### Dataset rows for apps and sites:
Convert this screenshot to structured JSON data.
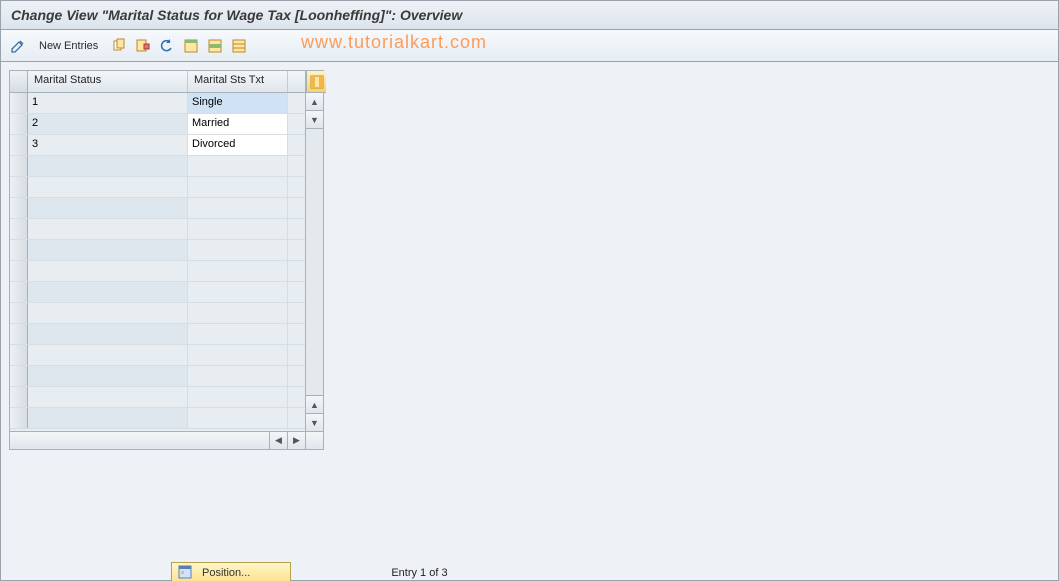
{
  "title": "Change View \"Marital Status for Wage Tax [Loonheffing]\": Overview",
  "toolbar": {
    "new_entries_label": "New Entries"
  },
  "watermark": "www.tutorialkart.com",
  "grid": {
    "col1_header": "Marital Status",
    "col2_header": "Marital Sts Txt",
    "rows": [
      {
        "status": "1",
        "text": "Single",
        "c2_selected": true
      },
      {
        "status": "2",
        "text": "Married",
        "c2_selected": false
      },
      {
        "status": "3",
        "text": "Divorced",
        "c2_selected": false
      }
    ],
    "blank_row_count": 13
  },
  "footer": {
    "position_label": "Position...",
    "entry_text": "Entry 1 of 3"
  }
}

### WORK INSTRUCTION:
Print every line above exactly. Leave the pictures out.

### FINAL ANSWER:
Convert this screenshot to structured JSON data.
{
  "title": "Change View \"Marital Status for Wage Tax [Loonheffing]\": Overview",
  "toolbar": {
    "new_entries_label": "New Entries"
  },
  "watermark": "www.tutorialkart.com",
  "grid": {
    "col1_header": "Marital Status",
    "col2_header": "Marital Sts Txt",
    "rows": [
      {
        "status": "1",
        "text": "Single",
        "c2_selected": true
      },
      {
        "status": "2",
        "text": "Married",
        "c2_selected": false
      },
      {
        "status": "3",
        "text": "Divorced",
        "c2_selected": false
      }
    ],
    "blank_row_count": 13
  },
  "footer": {
    "position_label": "Position...",
    "entry_text": "Entry 1 of 3"
  }
}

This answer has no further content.